Whether you refer to them as shadow or sunlight banks, alternative sources for credit funding have existed for decades in the financial services industry. Until the financial crisis, these nontraditional sources for lending experienced a steady increase in growth and revenues. During the financial crisis, like many traditional banks, these lenders recoiled their activity but have recently experienced exponential growth, particularly in the consumer, residential mortgage, leveraged lending and small business arenas. Recent publications have stated the market share for nontraditional lenders has increased by 21 percent within the last three years (2012-2014).
Other studies, such as the one conducted by Grant Thornton in 2014, indicate that as many as 61 percent of consumers say they are already using nontraditional lending services, with an added 8 to 10 percent to transition over the next five years.
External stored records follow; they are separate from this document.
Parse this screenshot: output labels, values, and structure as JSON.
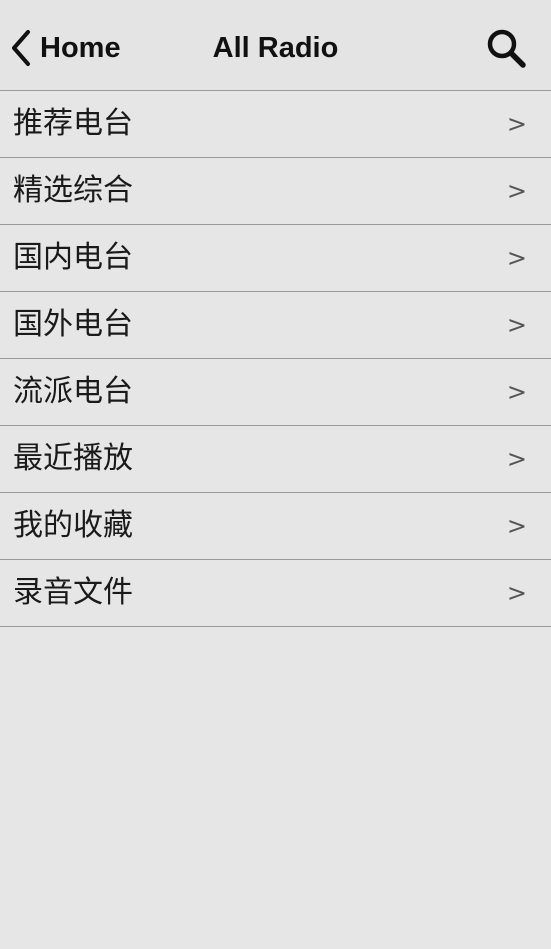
{
  "header": {
    "back_label": "Home",
    "title": "All Radio",
    "back_icon": "chevron-left-icon",
    "search_icon": "search-icon"
  },
  "list": {
    "chevron": ">",
    "items": [
      {
        "label": "推荐电台"
      },
      {
        "label": "精选综合"
      },
      {
        "label": "国内电台"
      },
      {
        "label": "国外电台"
      },
      {
        "label": "流派电台"
      },
      {
        "label": "最近播放"
      },
      {
        "label": "我的收藏"
      },
      {
        "label": "录音文件"
      }
    ]
  }
}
But this growth phenomenon is not limited to the consumer and their credit needs. Nontraditional lenders are proving to be a preferred funding source to small businesses who have had trouble accessing credit since the financial crisis, according to the New York Federal Reserve Bank and as published by Goldman, Sachs and Co. in a highly publicized article produced earlier this year, “The Future of Finance: The Rise of the new Shadow Bank.”
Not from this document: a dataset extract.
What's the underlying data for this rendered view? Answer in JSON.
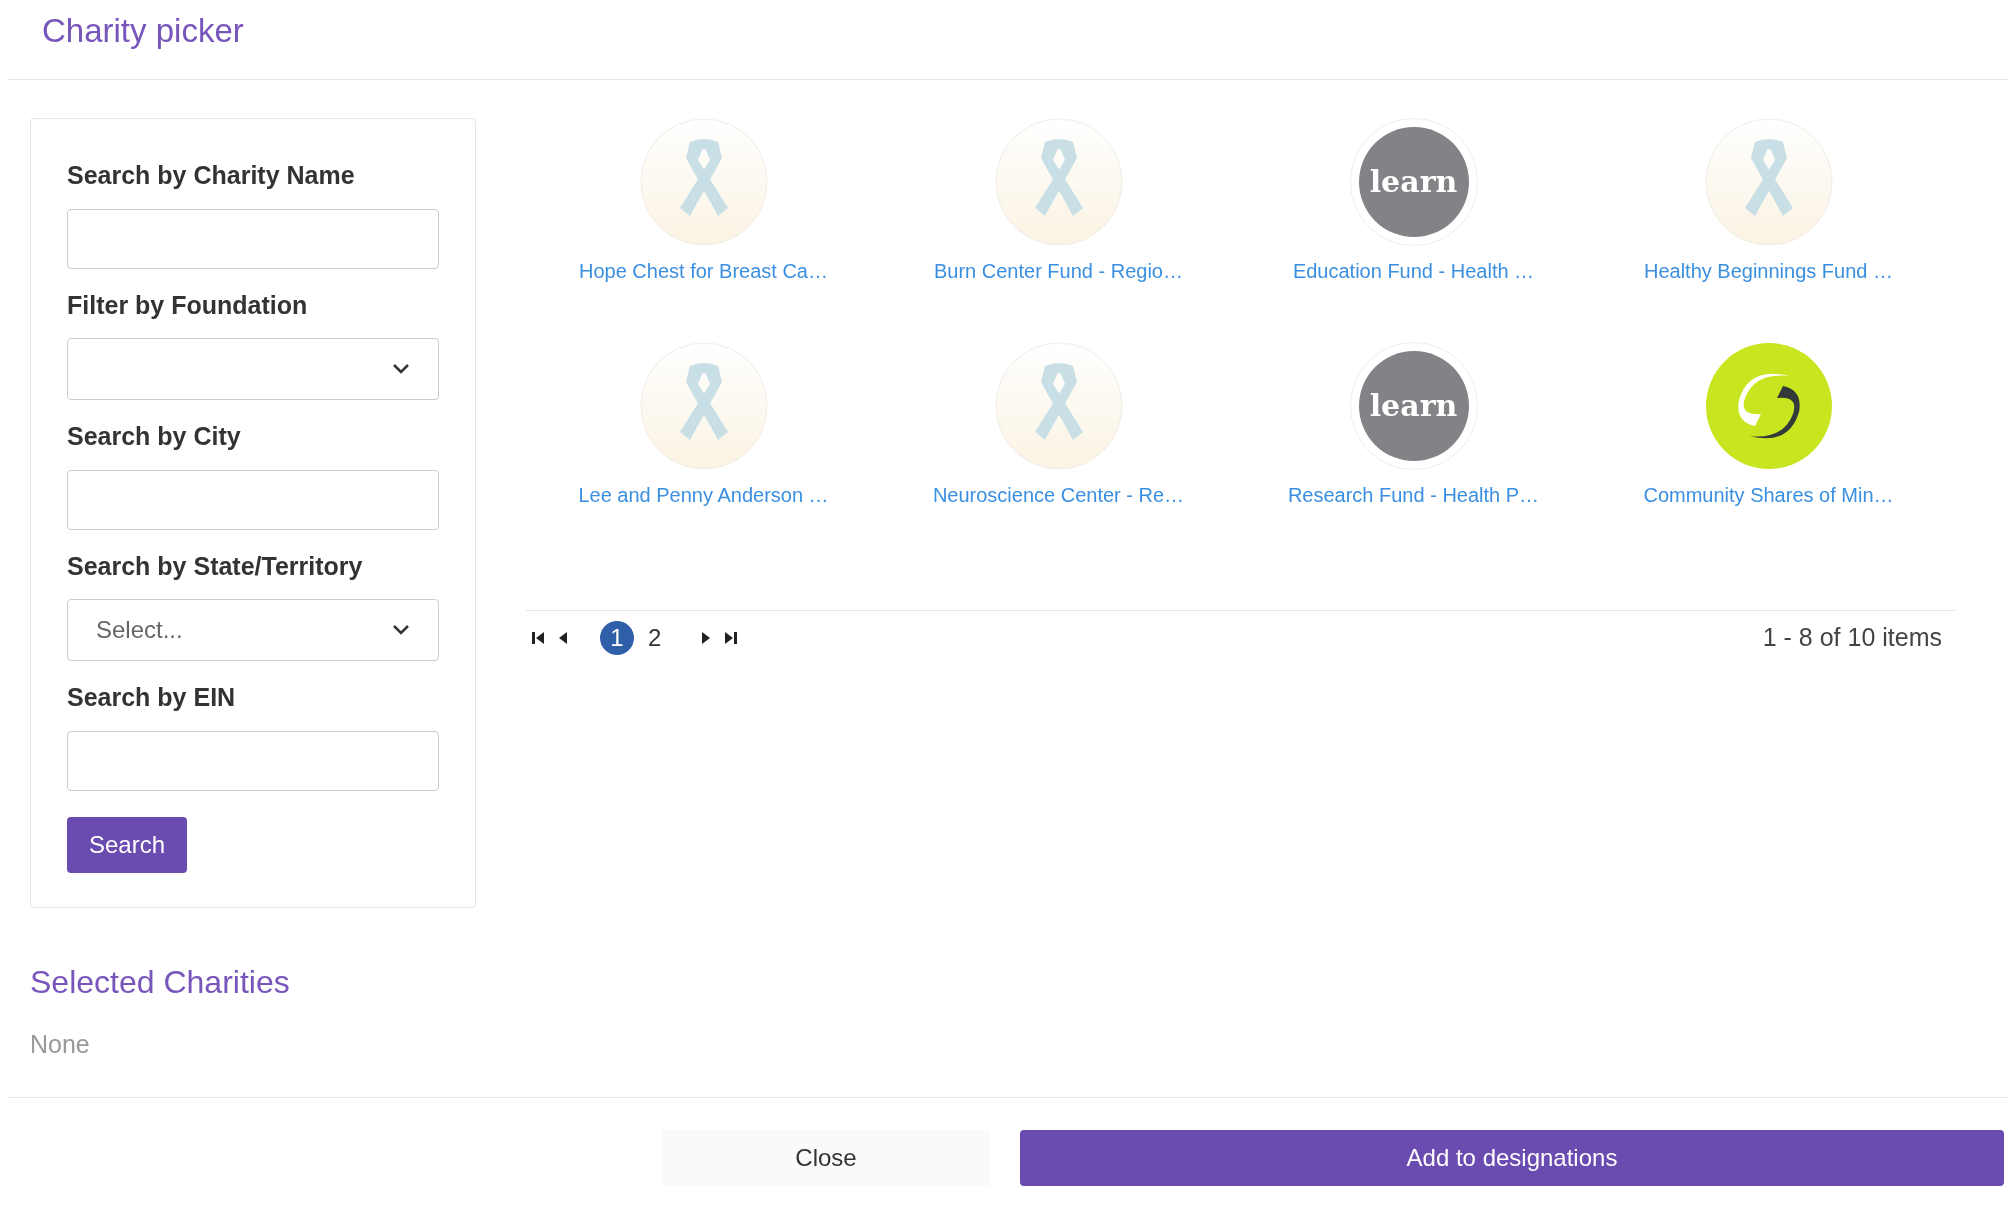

From the foregoing, it is obvious traditional banks are more cautious post-crisis in their lending activities, but what other industry factors are driving a shift from traditional lenders? One of the main drivers is a traditional lending shift away from low-margin businesses. Historically, low interest rates have contributed to margin compression, and increased regulatory oversight has made compliance expensive for the origination and servicing of loans. This has also contributed to a shift in traditional bank models, making it less than desirable to operate in markets where it’s hard to justify the costs for sales, compliance and marketing.
In short, traditional banks appear willing to forego lending activities where returns are small and market presence cannot be justified.